Segment Start: Supplied information

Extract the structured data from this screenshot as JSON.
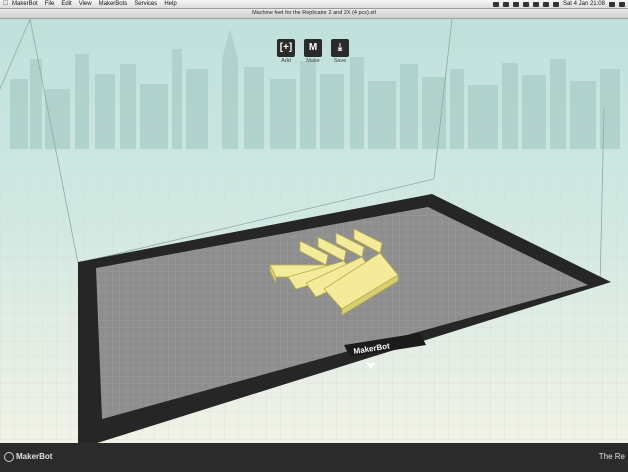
{
  "menubar": {
    "apple_icon": "apple-icon",
    "menus": [
      "MakerBot",
      "File",
      "Edit",
      "View",
      "MakerBots",
      "Services",
      "Help"
    ],
    "clock": "Sat 4 Jan  21:08",
    "status_icons": [
      "dropbox-icon",
      "sync-icon",
      "bluetooth-icon",
      "wifi-icon",
      "volume-icon",
      "battery-icon",
      "flag-icon",
      "search-icon",
      "list-icon"
    ]
  },
  "window": {
    "title": "Machine feet for the Replicator 2 and 2X (4 pcs).stl"
  },
  "toolbar": {
    "add_label": "Add",
    "add_glyph": "[+]",
    "make_label": "Make",
    "make_glyph": "M",
    "save_label": "Save",
    "save_glyph": "⤓"
  },
  "build_plate": {
    "brand_text": "MakerBot"
  },
  "bottom_bar": {
    "logo_text": "MakerBot",
    "right_text": "The Re"
  },
  "colors": {
    "sky": "#cfe6e2",
    "plate_border": "#262626",
    "plate_surface": "#8f8f8f",
    "model": "#f3eb9a",
    "model_outline": "#b7ac47"
  }
}
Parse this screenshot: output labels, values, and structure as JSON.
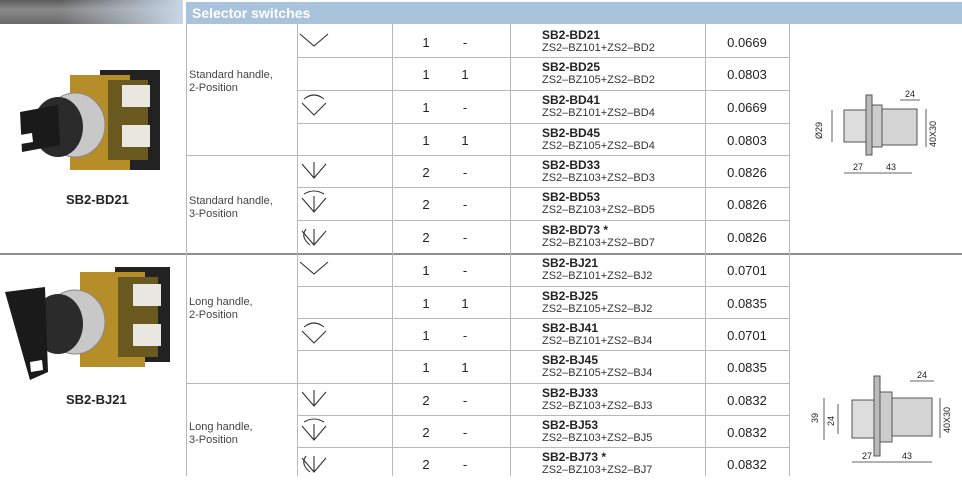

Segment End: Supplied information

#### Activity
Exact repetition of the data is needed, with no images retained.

#### Exercise solution
Extract the structured data from this screenshot as JSON.
{
  "menubar": {
    "apple_icon": "apple-icon",
    "menus": [
      "MakerBot",
      "File",
      "Edit",
      "View",
      "MakerBots",
      "Services",
      "Help"
    ],
    "clock": "Sat 4 Jan  21:08",
    "status_icons": [
      "dropbox-icon",
      "sync-icon",
      "bluetooth-icon",
      "wifi-icon",
      "volume-icon",
      "battery-icon",
      "flag-icon",
      "search-icon",
      "list-icon"
    ]
  },
  "window": {
    "title": "Machine feet for the Replicator 2 and 2X (4 pcs).stl"
  },
  "toolbar": {
    "add_label": "Add",
    "add_glyph": "[+]",
    "make_label": "Make",
    "make_glyph": "M",
    "save_label": "Save",
    "save_glyph": "⤓"
  },
  "build_plate": {
    "brand_text": "MakerBot"
  },
  "bottom_bar": {
    "logo_text": "MakerBot",
    "right_text": "The Re"
  },
  "colors": {
    "sky": "#cfe6e2",
    "plate_border": "#262626",
    "plate_surface": "#8f8f8f",
    "model": "#f3eb9a",
    "model_outline": "#b7ac47"
  }
}
Parse this screenshot: output labels, values, and structure as JSON.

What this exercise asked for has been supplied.